### SOURCE DATA
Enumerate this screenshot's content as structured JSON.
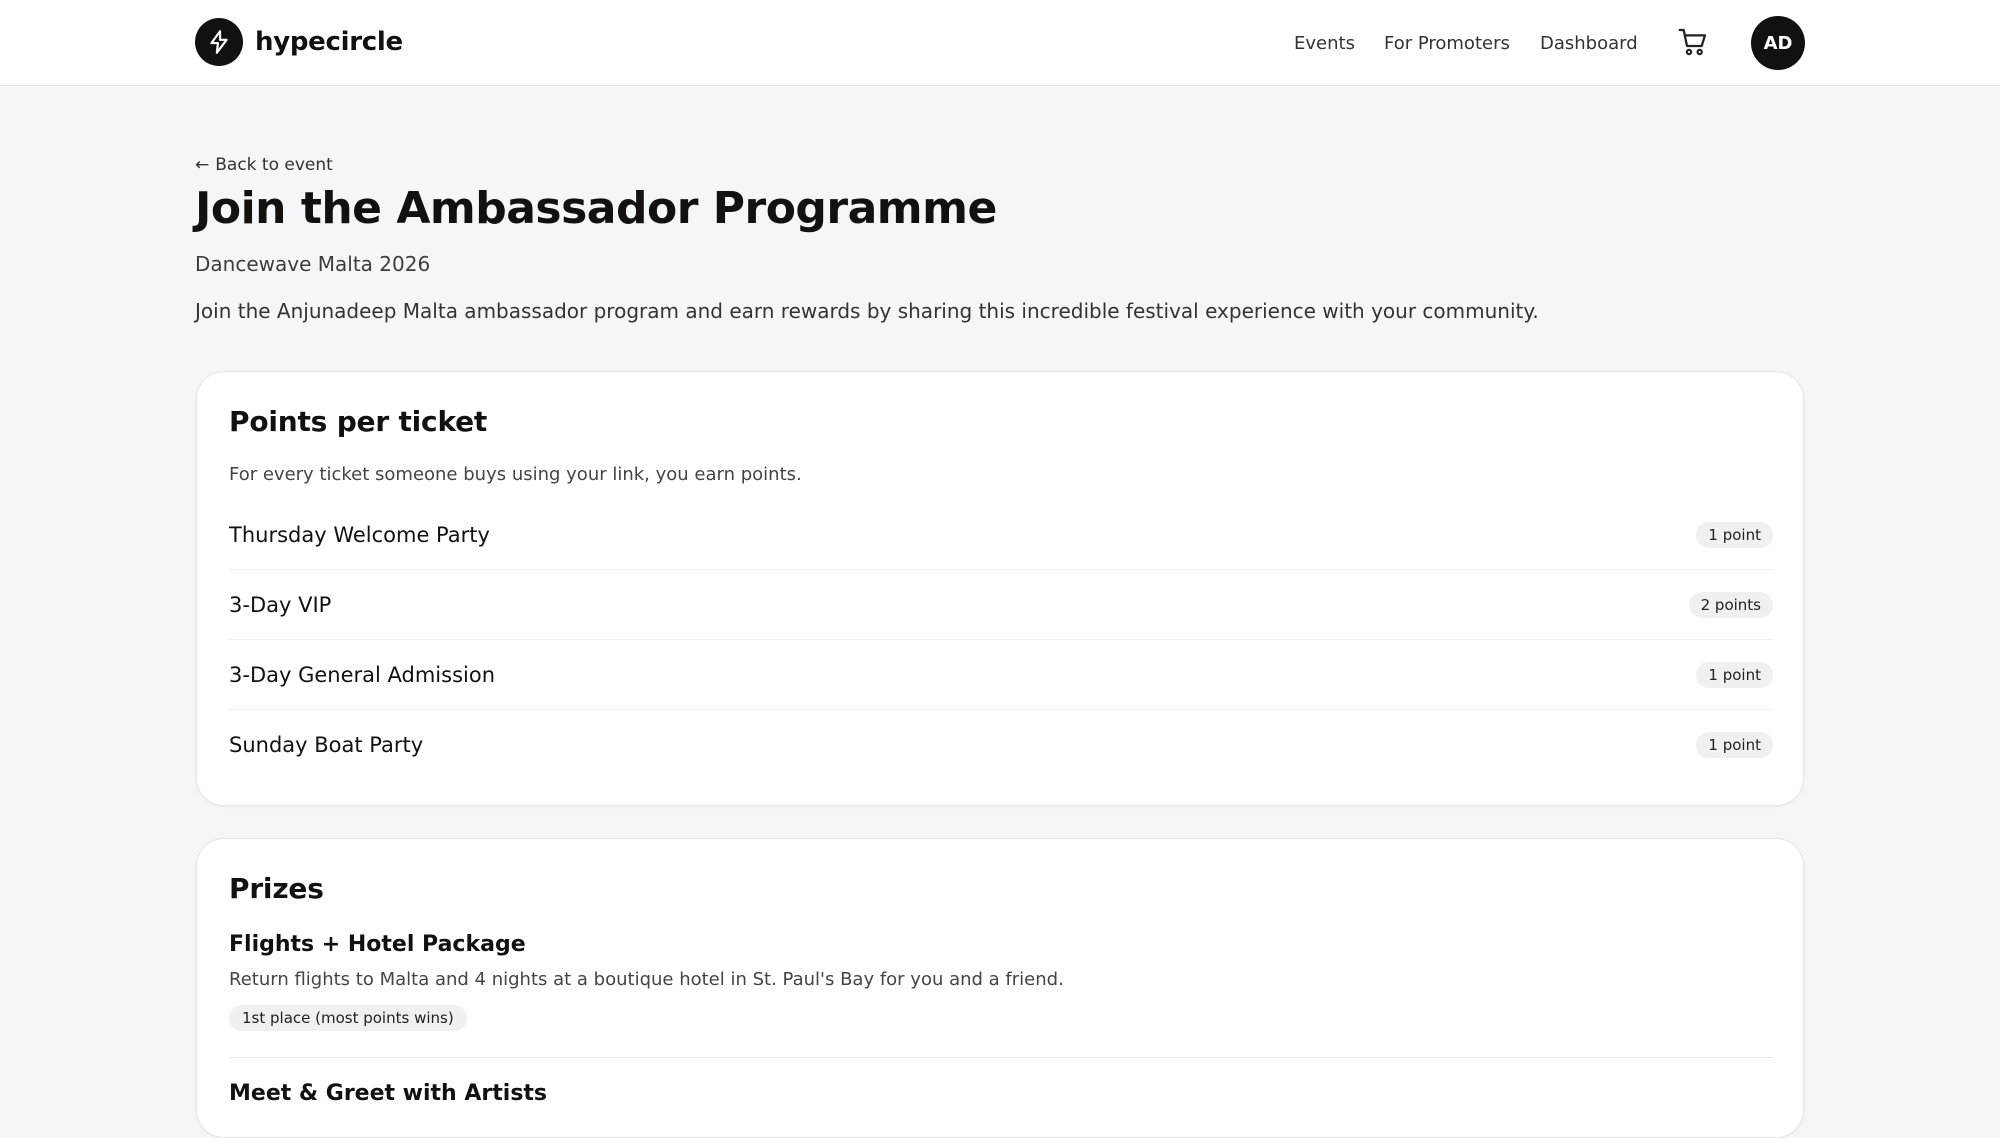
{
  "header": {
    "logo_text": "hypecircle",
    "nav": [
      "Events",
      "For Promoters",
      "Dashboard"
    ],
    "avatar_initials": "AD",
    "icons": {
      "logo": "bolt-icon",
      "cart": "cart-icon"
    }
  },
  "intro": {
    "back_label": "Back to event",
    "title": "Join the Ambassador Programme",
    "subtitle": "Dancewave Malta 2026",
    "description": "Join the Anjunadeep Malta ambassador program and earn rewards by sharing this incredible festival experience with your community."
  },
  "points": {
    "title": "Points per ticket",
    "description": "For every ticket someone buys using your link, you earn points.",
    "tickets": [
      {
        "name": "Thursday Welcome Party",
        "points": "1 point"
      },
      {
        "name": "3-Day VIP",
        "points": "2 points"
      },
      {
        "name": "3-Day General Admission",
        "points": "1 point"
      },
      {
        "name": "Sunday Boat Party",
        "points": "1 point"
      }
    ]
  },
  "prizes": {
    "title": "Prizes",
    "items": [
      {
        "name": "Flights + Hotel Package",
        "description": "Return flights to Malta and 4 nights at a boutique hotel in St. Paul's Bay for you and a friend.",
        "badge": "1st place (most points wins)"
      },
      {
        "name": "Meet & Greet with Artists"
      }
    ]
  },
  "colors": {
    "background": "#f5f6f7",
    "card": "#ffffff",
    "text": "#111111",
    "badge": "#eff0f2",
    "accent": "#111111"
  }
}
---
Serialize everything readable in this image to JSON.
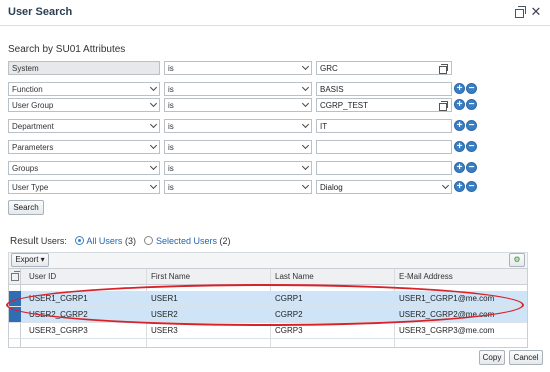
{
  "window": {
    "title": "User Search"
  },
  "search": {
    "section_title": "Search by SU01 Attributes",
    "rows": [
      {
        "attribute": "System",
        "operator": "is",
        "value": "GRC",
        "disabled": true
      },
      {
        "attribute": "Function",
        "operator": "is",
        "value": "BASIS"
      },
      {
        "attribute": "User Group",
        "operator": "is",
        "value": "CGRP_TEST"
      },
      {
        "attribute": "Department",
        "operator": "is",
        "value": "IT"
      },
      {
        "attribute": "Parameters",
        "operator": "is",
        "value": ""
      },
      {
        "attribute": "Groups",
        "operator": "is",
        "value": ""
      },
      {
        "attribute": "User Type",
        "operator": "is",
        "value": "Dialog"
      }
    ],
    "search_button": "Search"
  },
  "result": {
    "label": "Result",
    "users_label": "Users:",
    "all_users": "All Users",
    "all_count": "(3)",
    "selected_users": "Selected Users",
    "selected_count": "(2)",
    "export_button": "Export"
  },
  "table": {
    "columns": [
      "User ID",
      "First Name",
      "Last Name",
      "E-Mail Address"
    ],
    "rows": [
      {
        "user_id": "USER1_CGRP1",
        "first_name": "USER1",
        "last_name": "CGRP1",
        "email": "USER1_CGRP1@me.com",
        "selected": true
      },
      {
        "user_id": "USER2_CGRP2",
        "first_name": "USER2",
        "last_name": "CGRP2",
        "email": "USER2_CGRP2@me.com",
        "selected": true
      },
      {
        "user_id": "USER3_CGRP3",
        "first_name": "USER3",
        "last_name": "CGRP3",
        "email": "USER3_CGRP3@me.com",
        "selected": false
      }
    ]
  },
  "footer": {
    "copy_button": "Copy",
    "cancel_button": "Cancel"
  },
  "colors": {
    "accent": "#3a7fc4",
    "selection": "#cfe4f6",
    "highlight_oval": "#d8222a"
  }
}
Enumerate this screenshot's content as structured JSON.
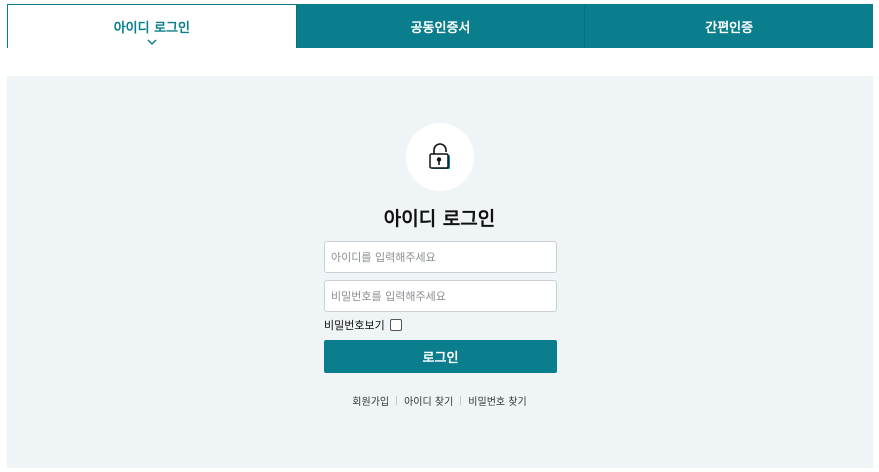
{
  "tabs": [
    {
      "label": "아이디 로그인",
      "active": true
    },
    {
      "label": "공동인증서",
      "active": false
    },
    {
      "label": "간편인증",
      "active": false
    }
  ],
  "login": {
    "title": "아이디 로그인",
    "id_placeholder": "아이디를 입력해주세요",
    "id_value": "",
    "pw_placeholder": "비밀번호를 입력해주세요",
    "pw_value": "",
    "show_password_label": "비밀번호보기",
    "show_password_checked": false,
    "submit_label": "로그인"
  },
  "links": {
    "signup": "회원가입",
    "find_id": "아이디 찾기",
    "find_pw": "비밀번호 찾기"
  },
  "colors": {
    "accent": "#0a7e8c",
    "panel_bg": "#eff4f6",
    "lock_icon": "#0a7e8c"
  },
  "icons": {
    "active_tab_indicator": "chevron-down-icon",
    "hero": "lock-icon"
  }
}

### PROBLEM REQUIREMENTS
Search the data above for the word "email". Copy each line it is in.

### TASK RESPONSE
        "email": "USER1_CGRP1@me.com",
        "email": "USER2_CGRP2@me.com",
        "email": "USER3_CGRP3@me.com",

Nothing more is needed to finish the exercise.